**Assignment**
The records should be written out in full, with nothing altered.
*** Opening Records to use ***
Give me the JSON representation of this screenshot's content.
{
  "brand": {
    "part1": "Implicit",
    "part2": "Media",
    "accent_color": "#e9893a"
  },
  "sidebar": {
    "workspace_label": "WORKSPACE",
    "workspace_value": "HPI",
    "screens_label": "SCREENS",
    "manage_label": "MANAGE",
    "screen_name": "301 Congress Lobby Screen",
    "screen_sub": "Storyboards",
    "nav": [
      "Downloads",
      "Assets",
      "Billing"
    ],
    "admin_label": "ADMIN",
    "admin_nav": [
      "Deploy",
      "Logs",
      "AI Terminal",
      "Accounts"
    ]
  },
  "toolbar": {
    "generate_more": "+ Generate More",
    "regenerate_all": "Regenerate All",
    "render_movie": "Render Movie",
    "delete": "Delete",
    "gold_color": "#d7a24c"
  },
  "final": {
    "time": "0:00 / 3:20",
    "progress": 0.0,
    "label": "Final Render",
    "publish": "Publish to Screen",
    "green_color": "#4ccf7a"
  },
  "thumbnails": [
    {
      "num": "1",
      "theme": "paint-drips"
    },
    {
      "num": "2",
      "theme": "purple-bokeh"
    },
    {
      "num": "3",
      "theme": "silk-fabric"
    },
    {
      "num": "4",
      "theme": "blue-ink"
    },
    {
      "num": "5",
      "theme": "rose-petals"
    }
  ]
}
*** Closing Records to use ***
**Exercise output**
Give me the JSON representation of this screenshot's content.
{
  "brand": {
    "part1": "Implicit",
    "part2": "Media",
    "accent_color": "#e9893a"
  },
  "sidebar": {
    "workspace_label": "WORKSPACE",
    "workspace_value": "HPI",
    "screens_label": "SCREENS",
    "manage_label": "MANAGE",
    "screen_name": "301 Congress Lobby Screen",
    "screen_sub": "Storyboards",
    "nav": [
      "Downloads",
      "Assets",
      "Billing"
    ],
    "admin_label": "ADMIN",
    "admin_nav": [
      "Deploy",
      "Logs",
      "AI Terminal",
      "Accounts"
    ]
  },
  "toolbar": {
    "generate_more": "+ Generate More",
    "regenerate_all": "Regenerate All",
    "render_movie": "Render Movie",
    "delete": "Delete",
    "gold_color": "#d7a24c"
  },
  "final": {
    "time": "0:00 / 3:20",
    "progress": 0.0,
    "label": "Final Render",
    "publish": "Publish to Screen",
    "green_color": "#4ccf7a"
  },
  "thumbnails": [
    {
      "num": "1",
      "theme": "paint-drips"
    },
    {
      "num": "2",
      "theme": "purple-bokeh"
    },
    {
      "num": "3",
      "theme": "silk-fabric"
    },
    {
      "num": "4",
      "theme": "blue-ink"
    },
    {
      "num": "5",
      "theme": "rose-petals"
    }
  ]
}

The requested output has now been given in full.